How can we imitate Jesus’ zeal for the house of God?
If we consider that our body is the temple of the Holy Spirit (
1 Cor 6:19), how does the story of the cleansing of the temple apply to us?
Why did the Jews ask Jesus for a sign?Hide Answer
The demand for a sign was a demand for Jesus’ source of authority. Because Jesus called the temple His Father’s house and took it upon Himself to remove all the business activities from the temple, the Jews wanted to see a sign, i.e., something miraculous to authenticate that He was indeed who He claimed to be.
Consider also the similar account in Mt 12:38–40. How is what Jesus predicted a sign?
Jesus used a language which the Jews could not understand. Why did He speak of His body as the temple?Hide Answer
1. Jesus is God become flesh, through whom we may behold God’s glory and receive His grace and truth (Jn 1:14). He is the bodily presence of God (Jn 1:51; Col 2:9) and thus the new temple. 2. The limited access to God by way of the earthly sanctuary prefigured the offering of Jesus’ body and blood, through which we now may enter the Holiest (Heb 10:19, 20). It was therefore appropriate for the Lord to speak of His body as the temple.
What does it mean to you personally that Jesus’ body is the temple of God?
What does verse 22 teach us about faith?Hide Answer
The works of Jesus, including His signs, lead to faith in Him (Jn 2:11), and the ultimate sign is Jesus’ resurrection from the dead.
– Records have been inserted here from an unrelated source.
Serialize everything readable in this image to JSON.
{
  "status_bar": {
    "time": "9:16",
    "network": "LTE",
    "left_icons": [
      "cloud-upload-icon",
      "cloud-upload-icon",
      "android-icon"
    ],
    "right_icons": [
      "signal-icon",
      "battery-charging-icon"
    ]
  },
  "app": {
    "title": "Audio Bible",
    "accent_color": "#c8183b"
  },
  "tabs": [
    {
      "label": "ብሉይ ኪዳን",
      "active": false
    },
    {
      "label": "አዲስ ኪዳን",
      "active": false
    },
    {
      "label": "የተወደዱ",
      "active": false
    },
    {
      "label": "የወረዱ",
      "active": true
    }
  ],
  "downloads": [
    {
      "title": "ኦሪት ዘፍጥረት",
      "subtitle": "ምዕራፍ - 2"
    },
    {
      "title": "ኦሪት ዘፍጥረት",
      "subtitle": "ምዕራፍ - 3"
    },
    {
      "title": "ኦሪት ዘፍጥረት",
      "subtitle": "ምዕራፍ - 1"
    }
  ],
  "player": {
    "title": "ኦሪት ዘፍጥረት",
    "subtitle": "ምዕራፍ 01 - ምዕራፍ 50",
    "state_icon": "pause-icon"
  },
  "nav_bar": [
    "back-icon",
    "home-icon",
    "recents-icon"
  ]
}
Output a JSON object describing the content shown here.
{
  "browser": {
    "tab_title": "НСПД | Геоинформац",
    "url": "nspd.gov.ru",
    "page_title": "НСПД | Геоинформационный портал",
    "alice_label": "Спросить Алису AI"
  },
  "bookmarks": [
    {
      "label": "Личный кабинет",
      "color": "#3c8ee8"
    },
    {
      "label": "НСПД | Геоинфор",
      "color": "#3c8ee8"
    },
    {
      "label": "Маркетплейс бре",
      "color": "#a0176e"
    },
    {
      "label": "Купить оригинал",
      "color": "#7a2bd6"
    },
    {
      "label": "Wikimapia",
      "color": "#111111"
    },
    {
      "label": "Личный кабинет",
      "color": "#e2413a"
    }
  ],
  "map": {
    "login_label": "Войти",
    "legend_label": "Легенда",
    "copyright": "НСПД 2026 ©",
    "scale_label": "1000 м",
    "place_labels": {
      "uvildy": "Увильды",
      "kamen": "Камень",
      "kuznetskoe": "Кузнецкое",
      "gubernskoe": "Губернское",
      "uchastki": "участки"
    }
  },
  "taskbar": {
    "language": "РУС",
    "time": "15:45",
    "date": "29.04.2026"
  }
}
This personal faith in the Lord Jesus is founded on what is spoken by the Scriptures and by the Lord Himself, through the guidance of the Holy Spirit (cf. Jn 14:26). Therefore, it is important to know the Scriptures and the words of the Lord Jesus, and thereby build up our faith in the Lord (cf. Jn 5:39, 46, 47).
What is the sharp contrast presented here?Hide Answer
“Commit” in verse 24 is the same word as “believe” in verse 23. While many people in Jerusalem believed in Jesus’ name, Jesus was not entrusting Himself to them.
How do you explain Jesus’ response to the people’s faith?Hide Answer
Jesus did not entrust Himself to them in the sense that He did not expect a lasting relationship with them. He also did not need the testimony of human beings to prove who He was (cf. Jn 5:32, 34). These people believed in His name while they saw the many signs which He did. But faith based on seeing signs alone cannot endure. Many who followed Jesus because of the signs Jesus had performed eventually forsook Him when they could not accept Jesus’ words (Jn 6:66).
What does this say about our faith in the Lord Jesus?Hide Answer
Our faith must not remain on the level of believing only when we experience something miraculous. Neither should our faith depend on receiving tangible things such as possessions, health, and deliverance from trouble. True faith needs to go on from witnessing signs to acceptance of the Lord’s words and His identity as the Christ, the Son of God (cf. Jn 6:68, 69).
How is Jesus’ omniscience sobering as well as comforting for us?